And finally we come to perhaps the most remarkable find of the evening: Superman's … well, er… Now look: Superman is supposed to be the strongest man on Earth, right? Faster than a speeding bullet? More powerful than a locomotive? Able to leap tall buildings in a single bound? Yes, exactly! Than why did he need this?

If you squeeze a knob at the back the fists pop out a bit.
"Oh look," I said to Big Bro. "It's Superman's fist-car."

We both looked at it a bit awkwardly. Then I squeezed the knob at the back causing the fists to violently pop out a couple of centimetres.

"I don't think they'd be able to get away with something like that in this day and age," said Big Bro.

I nodded in silent agreement, put the fist-car back in the box, and went back downstairs.

Tuesday, January 03, 2012


I don't know about you, but in recent years the festive season can be condensed down to just two things for me:

1. Presents
2. Gingerbread lattes

2011 was a particularly successful festive and jonge-fuelled season (as I shall refer to ginger from here on in) because I got lots of lovely Christmas presents, and in addition to the numerous jonge lattes I awarded myself, I managed to secure one of these:

Yes, that's one entire litre of Starbucks gingerbread - I mean jonger-bread - syrup to add to my coffee or rub on my face, or basically to do whatever the hell I feel like doing with it. I genuinely thought this bottle would see me through to around April, but as I type it's down to about the halfway level, suggesting I'm going to be terrifyingly jonge-starved come the end of January.

But it's not just the jonge lattes that have made the last month so wonderfully jongey: there was also some limited edition jonger-bread porridge that I trawled around several different Waitroses in the hopes of finding.

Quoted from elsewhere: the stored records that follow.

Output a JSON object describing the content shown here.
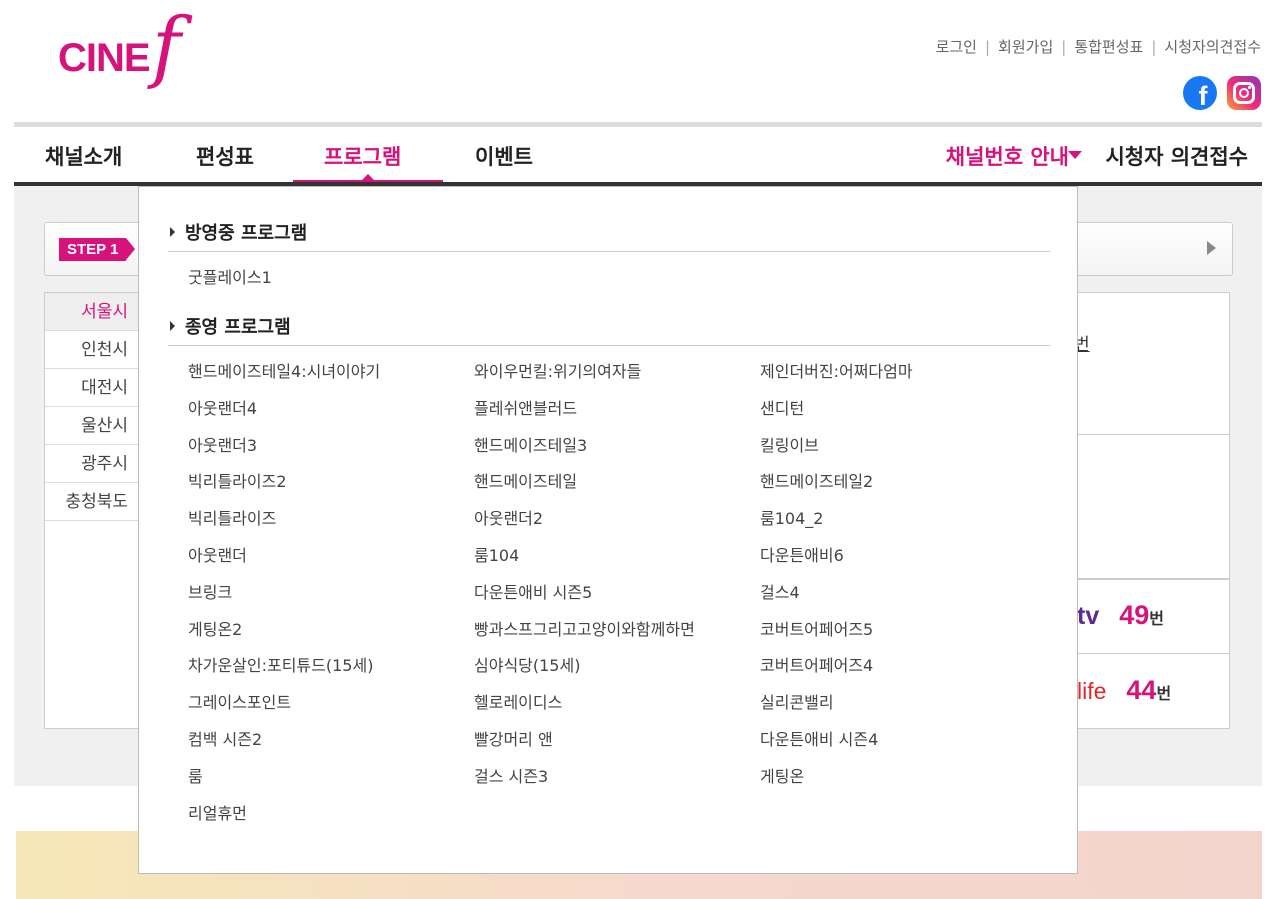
{
  "brand": {
    "logo_text": "CINE",
    "logo_f": "f",
    "color": "#d6127b"
  },
  "top_links": [
    "로그인",
    "회원가입",
    "통합편성표",
    "시청자의견접수"
  ],
  "sns": {
    "facebook_glyph": "f"
  },
  "gnb": {
    "items": [
      "채널소개",
      "편성표",
      "프로그램",
      "이벤트"
    ],
    "active_index": 2,
    "channel_guide": "채널번호 안내",
    "feedback": "시청자 의견접수"
  },
  "step": {
    "badge": "STEP 1"
  },
  "regions": [
    "서울시",
    "인천시",
    "대전시",
    "울산시",
    "광주시",
    "충청북도"
  ],
  "active_region": "서울시",
  "right_panel": {
    "beon": "번",
    "channels": [
      {
        "logo": "tv",
        "number": "49",
        "unit": "번"
      },
      {
        "logo": "life",
        "number": "44",
        "unit": "번"
      }
    ]
  },
  "dropdown": {
    "on_air_heading": "방영중 프로그램",
    "on_air": [
      "굿플레이스1"
    ],
    "ended_heading": "종영 프로그램",
    "ended_columns": [
      [
        "핸드메이즈테일4:시녀이야기",
        "아웃랜더4",
        "아웃랜더3",
        "빅리틀라이즈2",
        "빅리틀라이즈",
        "아웃랜더",
        "브링크",
        "게팅온2",
        "차가운살인:포티튜드(15세)",
        "그레이스포인트",
        "컴백 시즌2",
        "룸",
        "리얼휴먼"
      ],
      [
        "와이우먼킬:위기의여자들",
        "플레쉬앤블러드",
        "핸드메이즈테일3",
        "핸드메이즈테일",
        "아웃랜더2",
        "룸104",
        "다운튼애비 시즌5",
        "빵과스프그리고고양이와함께하면",
        "심야식당(15세)",
        "헬로레이디스",
        "빨강머리 앤",
        "걸스 시즌3"
      ],
      [
        "제인더버진:어쩌다엄마",
        "샌디턴",
        "킬링이브",
        "핸드메이즈테일2",
        "룸104_2",
        "다운튼애비6",
        "걸스4",
        "코버트어페어즈5",
        "코버트어페어즈4",
        "실리콘밸리",
        "다운튼애비 시즌4",
        "게팅온"
      ]
    ]
  }
}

Sadly, when I did manage to get some I discovered that it tasted less jongey and more 'a-bit-like-someone-stirred-some-mercury-in-it.' Maybe I should add some jonge syrup to spice it up? If not I'm saddled with about 10 packets of the odious stuff.

Finally, there's jonge people. I'll probably get a slap for saying this, but my bro has jonge hair. He's tried fobbing it off as 'auburn' and 'strawberry blonde' over the years, but it's jonge. And after 30-odd years on the planet he finally seems reconciled to that fact.

So there we were over Christmas watching Captain America: The First Avenger on DVD, and I don't know if you've seen the film or not but there's a bit in it where some horrible Hydra agent grabs a jonge kid and uses him as a human shield before mercilessly chucking him off the side of a dock to what you assume to be a watery grave. Fortunately the kid can swim and urges Cap to go get the bad guy, but that's by the by: y'see Big Bro wasn't paying much attention at this point, so I said words to the effect of "look - he just tossed the jonge kid in the water! Don't you care about your brethren?"

"Not really," replied Big Bro absentmindedly. "We jonges are a naturally buoyant people."